Mini-Review: Maha MH-C801D "Smart" Battery Charger

I've got a drawer full of various NiMH chargers, including some pretty good reconditioning chargers from Maha that I've used all over the world, so I'd resisted buying one of the nice new "LED" chargers like the MH-C801D. But after getting an MB-D10 and powering it with 8 AA batteries I decided it was worth it. And I'm very glad I did. Besides the convenience of being able to charge (and optionally condition) 8 cells in one charger the unit features LEDs that show you exactly how well or poorly charged the batteries are. From a quick glance at the LEDs when charging my batteries I've already been able to see that my casual attitude about using the batteries as a group and reconditioning them periodically had resulted in a wide variety of battery conditions. Now though I can condition sets of 8 batteries at once for optimal performance and then keep them together as a group (using the nifty included 8-battery holder). The unit features standard and "Soft" charging (for when you have more time and want to go gently on your batteries).

The only downside I've found is the somewhat clunky way you select conditioning or the Soft mode. You need to put the leftmost battery in, then press the button within a few seconds, then put the other batteries in. This seems a little error prone (or like something I could forget), but once you're used to it it is not hard to do.

As always I bought my Maha product from . NOTE: I don't have any financial relationship with them & pay for all my products. I just like their selection, service and they have reasonable prices. -- David Cardinal

DigitalPro Tip of The Week:

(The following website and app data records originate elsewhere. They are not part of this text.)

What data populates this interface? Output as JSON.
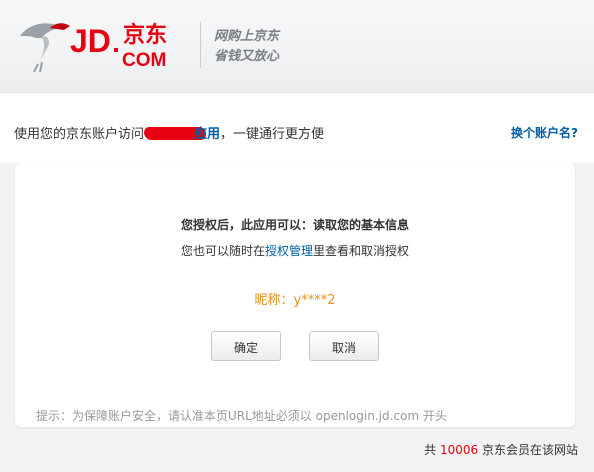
{
  "brand": {
    "logo_text": "JD.京东.COM",
    "slogan_line1": "网购上京东",
    "slogan_line2": "省钱又放心"
  },
  "intro": {
    "prefix": "使用您的京东账户访问",
    "app_name": "应用",
    "suffix": "，一键通行更方便",
    "switch_account": "换个账户名?"
  },
  "auth": {
    "permission_line": "您授权后，此应用可以：读取您的基本信息",
    "manage_prefix": "您也可以随时在",
    "manage_link": "授权管理",
    "manage_suffix": "里查看和取消授权",
    "nickname": "昵称：y****2",
    "confirm_label": "确定",
    "cancel_label": "取消",
    "hint": "提示：为保障账户安全，请认准本页URL地址必须以 openlogin.jd.com 开头"
  },
  "footer": {
    "prefix": "共 ",
    "member_count": "10006",
    "suffix": " 京东会员在该网站"
  },
  "colors": {
    "brand_red": "#e60012",
    "link_blue": "#005ea7",
    "nickname_orange": "#e8911a"
  }
}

Did you know you can actually use to manage your images on your website? You can if you have Microsoft Vista or some other version of Web Folders. With Web Folders you can make your website look like a Disk Drive to your Windows machine and then just browse there in DigitalPro to view & manage your images. Because of DigitalPro's intelligent caching this works surprisingly well over any type of reasonable broadband connection.

Photo Forum News:


To Unsubscribe, please .